Kathleen Moore, professor of religious studies and the program’s other co-academic director, said: “It’s unfortunate, but religious intolerance and tensions between religious groups have increased around the world. Because of migration and globalization trends, religions are less confined to one particular region than before. This program has widened the discussion about the importance of dialogue.”

The program, which began on June 19 and continues through July 31, features a lecture series by UCSB faculty on topics that include history of religion in the U.S., the demography and sociology of religion, religion and the media, and church/state issues. In addition, field trips to local congregations, along with study tours to Los Angeles, Salt Lake City, Atlanta, and Washington, D.C., are designed to help scholars understand the breadth of religious diversity in the U.S.

The institute is funded by the Study of the United States Branch of the U.S. State Department’s Bureau of Educational and Cultural Affairs (ECA). Participants are among over 40,000 individuals who take part in State Department exchange programs each year. For more than 60 years, ECA has funded and supported programs that seek to promote mutual understanding and respect between the people of the United States and the people of other countries.


More information about “Religious Pluralism & Public Presence” can be found at


Commentary on Ethics, Politics, and Religion

The Forum section of the Walter H. Capps Center website features links to resources and commentary on ethics, politics, and religion. Please follow the links below.

It’s Ethics, Stupid!

Pew Forum on Religion & Public Life


The Desert and the Experience of God

Pulitzer Prize-Winning Author Richard Rodriguez Delivered This Year’s Lecture on Religion in American Life

This year’s Martin E. Marty Lecture on Religion in American Life was delivered by Richard Rodriguez, author of several books including Brown, Hunger of Memory, and Days of Obligation. Rodriguez, who received the National Endowment for the Humanities Medal in 1993, is at work on a book about the desert origins of Judaism, Christianity, and Islam.

Richard Rodriguez has been hailed by The Washington Post as one of the most eloquent and probing public intellectuals in the country.” The son of Mexican immigrants—a self-described “scholarship boy”—Rodriguez, in his first and most famous book, Hunger of Memory, wrote about the painful but necessary experience of assimilation and of his difficult Americanization in the classroom. His second book, Days of Obligation: An Argument with My Mexican Father was a loving but unsentimental assessment of cultural tensions between what he calls “Catholic Mexico” and “Protestant America” and the dilemma of being “Mexican American.” Days of Obligation was nominated for a Pulitzer Prize in Non-Fiction.

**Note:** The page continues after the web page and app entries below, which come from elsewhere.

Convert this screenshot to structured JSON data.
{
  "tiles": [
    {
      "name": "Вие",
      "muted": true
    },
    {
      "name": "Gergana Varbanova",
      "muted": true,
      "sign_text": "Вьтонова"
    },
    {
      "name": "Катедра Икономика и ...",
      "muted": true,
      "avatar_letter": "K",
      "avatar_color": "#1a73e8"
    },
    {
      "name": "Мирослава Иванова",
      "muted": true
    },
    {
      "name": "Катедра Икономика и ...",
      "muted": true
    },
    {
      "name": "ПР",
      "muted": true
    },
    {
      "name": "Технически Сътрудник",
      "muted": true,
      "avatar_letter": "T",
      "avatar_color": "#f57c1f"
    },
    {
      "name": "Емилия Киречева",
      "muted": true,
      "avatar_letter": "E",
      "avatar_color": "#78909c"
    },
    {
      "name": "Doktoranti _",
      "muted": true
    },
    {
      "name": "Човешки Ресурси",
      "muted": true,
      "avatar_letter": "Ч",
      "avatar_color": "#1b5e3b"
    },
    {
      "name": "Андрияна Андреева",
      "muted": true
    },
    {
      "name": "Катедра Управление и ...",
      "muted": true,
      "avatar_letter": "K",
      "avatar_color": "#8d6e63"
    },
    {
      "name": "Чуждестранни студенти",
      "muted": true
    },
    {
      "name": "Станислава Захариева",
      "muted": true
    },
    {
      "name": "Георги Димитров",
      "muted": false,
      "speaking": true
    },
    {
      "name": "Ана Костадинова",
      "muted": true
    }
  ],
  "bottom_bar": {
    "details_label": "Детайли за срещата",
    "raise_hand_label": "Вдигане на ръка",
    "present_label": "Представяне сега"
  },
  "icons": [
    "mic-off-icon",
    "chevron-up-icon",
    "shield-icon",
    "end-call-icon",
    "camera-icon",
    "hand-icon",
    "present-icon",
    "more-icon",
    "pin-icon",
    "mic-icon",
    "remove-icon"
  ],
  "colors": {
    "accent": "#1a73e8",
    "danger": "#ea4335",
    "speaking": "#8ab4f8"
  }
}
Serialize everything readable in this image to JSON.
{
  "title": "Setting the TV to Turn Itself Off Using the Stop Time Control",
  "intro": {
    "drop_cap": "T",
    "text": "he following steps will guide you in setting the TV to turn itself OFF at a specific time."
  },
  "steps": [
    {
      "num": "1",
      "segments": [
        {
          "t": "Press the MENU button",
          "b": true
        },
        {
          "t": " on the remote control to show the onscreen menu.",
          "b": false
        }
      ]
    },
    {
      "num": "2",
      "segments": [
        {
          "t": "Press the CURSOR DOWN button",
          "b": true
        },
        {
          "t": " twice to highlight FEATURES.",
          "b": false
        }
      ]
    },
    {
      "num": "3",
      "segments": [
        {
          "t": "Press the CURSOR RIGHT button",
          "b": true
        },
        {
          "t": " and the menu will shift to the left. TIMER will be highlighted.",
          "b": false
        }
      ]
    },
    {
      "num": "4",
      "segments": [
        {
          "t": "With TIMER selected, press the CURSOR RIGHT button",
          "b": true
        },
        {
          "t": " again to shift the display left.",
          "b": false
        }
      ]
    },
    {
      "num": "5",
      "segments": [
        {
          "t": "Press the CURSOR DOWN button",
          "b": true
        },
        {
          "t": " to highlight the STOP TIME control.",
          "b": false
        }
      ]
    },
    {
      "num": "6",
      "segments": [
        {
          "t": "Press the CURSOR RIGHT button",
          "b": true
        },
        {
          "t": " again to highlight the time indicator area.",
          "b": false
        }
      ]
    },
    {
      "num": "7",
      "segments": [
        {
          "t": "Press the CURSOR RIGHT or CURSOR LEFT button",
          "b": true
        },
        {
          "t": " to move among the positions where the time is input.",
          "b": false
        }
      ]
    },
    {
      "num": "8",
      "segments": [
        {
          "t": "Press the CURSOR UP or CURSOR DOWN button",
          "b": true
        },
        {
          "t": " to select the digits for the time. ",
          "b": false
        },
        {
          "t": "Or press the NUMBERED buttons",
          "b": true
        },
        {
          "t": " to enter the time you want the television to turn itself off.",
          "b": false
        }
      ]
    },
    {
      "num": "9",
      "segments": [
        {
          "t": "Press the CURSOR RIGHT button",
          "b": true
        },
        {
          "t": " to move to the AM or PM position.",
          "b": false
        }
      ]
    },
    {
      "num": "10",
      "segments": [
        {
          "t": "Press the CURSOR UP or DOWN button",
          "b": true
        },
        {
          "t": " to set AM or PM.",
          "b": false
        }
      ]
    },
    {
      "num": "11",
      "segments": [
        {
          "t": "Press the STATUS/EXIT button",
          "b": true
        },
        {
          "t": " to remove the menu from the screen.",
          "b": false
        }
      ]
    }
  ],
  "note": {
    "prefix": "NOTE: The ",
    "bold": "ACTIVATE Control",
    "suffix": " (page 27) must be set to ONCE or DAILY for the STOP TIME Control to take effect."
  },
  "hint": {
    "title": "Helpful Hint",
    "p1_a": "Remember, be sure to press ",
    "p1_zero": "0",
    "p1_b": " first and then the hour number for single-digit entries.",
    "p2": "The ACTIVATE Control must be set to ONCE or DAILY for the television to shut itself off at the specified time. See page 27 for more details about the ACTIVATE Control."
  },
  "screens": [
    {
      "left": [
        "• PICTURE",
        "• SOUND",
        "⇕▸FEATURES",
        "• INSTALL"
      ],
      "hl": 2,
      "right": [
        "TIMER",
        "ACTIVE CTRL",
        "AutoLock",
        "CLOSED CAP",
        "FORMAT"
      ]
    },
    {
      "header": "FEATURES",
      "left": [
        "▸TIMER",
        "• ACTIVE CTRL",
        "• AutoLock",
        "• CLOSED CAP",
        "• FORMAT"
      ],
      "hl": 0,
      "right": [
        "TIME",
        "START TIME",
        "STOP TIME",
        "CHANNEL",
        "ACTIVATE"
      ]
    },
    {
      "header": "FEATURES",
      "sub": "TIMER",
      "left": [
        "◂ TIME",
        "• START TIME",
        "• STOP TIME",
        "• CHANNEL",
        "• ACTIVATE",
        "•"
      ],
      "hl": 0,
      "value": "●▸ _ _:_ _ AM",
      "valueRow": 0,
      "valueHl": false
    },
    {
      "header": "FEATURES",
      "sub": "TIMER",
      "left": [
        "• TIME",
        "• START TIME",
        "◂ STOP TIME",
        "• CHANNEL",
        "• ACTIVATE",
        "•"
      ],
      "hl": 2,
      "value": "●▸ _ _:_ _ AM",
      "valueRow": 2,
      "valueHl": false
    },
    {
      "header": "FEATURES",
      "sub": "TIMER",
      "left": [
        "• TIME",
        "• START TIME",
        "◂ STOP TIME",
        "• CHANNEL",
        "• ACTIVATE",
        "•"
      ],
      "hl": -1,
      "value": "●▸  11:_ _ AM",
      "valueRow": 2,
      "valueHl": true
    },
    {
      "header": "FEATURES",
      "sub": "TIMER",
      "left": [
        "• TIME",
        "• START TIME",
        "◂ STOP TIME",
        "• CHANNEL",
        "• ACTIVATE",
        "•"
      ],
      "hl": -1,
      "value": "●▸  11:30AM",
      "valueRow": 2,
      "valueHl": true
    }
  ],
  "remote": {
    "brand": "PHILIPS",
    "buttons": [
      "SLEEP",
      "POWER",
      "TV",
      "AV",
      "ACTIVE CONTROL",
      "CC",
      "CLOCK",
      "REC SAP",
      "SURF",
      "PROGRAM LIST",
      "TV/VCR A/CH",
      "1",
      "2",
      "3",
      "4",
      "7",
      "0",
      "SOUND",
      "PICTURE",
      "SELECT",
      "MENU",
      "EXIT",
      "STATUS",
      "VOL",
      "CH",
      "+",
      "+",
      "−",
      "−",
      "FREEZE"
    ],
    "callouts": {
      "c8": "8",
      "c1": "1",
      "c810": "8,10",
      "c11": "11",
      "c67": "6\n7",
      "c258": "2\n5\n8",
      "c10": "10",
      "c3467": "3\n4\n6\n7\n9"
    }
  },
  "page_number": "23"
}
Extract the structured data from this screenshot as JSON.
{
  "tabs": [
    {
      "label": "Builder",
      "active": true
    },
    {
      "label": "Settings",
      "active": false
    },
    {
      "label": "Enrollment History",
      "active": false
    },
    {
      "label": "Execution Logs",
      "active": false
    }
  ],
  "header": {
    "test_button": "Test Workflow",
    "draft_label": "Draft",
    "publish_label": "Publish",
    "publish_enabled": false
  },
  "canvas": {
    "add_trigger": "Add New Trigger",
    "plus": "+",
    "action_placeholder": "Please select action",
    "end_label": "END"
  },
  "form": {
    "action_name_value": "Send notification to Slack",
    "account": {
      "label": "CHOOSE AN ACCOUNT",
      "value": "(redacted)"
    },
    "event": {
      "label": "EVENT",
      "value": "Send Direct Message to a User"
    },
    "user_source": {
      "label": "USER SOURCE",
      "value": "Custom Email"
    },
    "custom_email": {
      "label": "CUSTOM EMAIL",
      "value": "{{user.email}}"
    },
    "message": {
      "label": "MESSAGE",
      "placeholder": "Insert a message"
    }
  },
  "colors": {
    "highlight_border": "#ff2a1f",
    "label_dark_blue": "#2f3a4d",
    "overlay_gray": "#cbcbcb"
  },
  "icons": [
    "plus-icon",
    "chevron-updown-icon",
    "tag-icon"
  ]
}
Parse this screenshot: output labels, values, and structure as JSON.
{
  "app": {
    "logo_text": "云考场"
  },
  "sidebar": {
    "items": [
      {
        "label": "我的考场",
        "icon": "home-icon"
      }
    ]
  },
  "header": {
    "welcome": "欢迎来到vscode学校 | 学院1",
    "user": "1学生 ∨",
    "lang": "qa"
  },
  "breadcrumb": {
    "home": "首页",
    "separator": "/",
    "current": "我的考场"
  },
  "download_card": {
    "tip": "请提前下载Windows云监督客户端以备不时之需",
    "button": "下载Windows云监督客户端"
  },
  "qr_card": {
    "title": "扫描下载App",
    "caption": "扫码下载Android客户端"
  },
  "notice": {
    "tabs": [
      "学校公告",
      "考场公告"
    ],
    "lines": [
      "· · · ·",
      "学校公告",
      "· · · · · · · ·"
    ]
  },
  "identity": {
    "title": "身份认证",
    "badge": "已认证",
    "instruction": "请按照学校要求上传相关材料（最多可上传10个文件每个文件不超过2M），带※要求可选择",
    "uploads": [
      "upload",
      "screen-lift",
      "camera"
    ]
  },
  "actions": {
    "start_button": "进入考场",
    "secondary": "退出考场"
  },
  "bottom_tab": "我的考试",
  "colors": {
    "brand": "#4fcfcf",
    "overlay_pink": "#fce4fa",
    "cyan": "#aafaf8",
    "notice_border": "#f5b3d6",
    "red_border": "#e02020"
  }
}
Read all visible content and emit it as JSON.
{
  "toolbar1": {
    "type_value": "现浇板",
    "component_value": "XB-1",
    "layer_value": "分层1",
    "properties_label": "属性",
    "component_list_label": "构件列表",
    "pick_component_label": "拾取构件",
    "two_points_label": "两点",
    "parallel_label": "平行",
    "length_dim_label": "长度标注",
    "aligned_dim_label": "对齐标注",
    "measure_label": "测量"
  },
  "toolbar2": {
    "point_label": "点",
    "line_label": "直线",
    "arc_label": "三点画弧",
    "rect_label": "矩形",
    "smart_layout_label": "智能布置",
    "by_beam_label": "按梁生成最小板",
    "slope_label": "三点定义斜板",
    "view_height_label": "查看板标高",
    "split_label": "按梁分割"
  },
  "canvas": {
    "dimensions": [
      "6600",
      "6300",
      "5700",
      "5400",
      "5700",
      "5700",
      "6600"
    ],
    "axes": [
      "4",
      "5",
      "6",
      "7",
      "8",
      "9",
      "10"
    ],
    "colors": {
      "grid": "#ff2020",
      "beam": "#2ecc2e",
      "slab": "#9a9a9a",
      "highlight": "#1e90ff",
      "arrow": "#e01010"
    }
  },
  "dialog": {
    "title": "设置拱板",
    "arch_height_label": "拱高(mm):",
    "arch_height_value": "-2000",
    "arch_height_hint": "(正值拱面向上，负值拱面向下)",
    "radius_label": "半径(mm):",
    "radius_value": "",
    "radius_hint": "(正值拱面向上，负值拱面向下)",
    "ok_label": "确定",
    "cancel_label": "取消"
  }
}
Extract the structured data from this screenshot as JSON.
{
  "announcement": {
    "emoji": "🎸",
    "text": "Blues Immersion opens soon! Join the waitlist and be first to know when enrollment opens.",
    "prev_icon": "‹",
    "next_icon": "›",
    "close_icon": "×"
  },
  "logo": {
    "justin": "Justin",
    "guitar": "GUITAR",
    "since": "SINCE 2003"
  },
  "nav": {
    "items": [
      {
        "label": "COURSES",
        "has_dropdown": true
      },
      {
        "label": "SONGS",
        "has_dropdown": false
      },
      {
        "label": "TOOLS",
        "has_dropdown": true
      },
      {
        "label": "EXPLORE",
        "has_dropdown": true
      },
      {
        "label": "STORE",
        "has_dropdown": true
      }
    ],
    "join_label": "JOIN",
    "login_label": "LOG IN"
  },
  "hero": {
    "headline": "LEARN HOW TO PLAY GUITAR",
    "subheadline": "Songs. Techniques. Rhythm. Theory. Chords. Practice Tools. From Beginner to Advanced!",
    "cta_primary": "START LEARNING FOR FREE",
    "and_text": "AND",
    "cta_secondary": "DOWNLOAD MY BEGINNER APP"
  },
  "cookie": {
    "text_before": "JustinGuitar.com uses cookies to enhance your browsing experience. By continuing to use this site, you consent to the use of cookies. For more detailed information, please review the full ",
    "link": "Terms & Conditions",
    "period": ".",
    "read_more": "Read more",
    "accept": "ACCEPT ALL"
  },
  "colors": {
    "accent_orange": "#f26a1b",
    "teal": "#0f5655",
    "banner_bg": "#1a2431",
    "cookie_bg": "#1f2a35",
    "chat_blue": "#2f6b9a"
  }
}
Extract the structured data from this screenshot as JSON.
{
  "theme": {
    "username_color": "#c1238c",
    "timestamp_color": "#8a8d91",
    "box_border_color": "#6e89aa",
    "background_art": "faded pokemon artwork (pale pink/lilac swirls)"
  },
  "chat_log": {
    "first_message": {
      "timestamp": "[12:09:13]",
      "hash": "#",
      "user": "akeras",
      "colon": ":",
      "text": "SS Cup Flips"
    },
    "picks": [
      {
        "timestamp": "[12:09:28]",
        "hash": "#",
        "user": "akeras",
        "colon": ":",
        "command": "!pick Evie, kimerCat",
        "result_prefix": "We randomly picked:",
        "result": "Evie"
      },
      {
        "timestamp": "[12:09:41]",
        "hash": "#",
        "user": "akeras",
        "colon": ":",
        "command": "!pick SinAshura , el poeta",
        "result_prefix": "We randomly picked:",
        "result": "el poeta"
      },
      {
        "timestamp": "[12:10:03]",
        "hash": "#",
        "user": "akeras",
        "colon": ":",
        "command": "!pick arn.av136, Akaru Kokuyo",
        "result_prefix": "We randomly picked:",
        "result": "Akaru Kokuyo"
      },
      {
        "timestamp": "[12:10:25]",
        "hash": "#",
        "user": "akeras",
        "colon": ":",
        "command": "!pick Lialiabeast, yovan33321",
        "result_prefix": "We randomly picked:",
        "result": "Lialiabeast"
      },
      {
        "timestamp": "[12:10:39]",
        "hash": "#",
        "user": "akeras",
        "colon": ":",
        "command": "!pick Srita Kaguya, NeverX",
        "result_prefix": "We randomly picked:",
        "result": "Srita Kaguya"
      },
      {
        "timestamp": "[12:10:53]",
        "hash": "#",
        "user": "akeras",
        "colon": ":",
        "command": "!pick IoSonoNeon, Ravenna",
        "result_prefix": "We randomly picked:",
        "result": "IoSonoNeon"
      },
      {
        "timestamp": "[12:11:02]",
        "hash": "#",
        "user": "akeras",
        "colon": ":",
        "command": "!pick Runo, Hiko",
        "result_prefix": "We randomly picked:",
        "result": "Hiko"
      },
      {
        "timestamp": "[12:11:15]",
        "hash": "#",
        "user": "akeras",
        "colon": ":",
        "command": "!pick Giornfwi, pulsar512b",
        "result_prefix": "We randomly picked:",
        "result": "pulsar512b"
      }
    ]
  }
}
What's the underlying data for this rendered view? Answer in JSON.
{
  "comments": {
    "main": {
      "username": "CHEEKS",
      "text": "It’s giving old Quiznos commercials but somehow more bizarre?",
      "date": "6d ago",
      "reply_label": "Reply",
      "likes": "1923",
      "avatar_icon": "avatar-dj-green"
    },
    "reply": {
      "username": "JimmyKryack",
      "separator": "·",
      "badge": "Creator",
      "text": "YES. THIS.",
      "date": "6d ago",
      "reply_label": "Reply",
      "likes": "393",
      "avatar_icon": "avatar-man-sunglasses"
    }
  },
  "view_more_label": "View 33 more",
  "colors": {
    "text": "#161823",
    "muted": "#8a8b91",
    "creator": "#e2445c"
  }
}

His lecture, titled The Desert and the Experience of God, shared insights from this forthcoming work. The free talk, sponsored by the Walter H. Capps Center for the Study of Ethics, Religion, and Public Life at UCSB, took place on Thursday, April 21, at the Lobero Theatre I downtown Santa Barbara.


Click here to view the Capps Center Event History section event.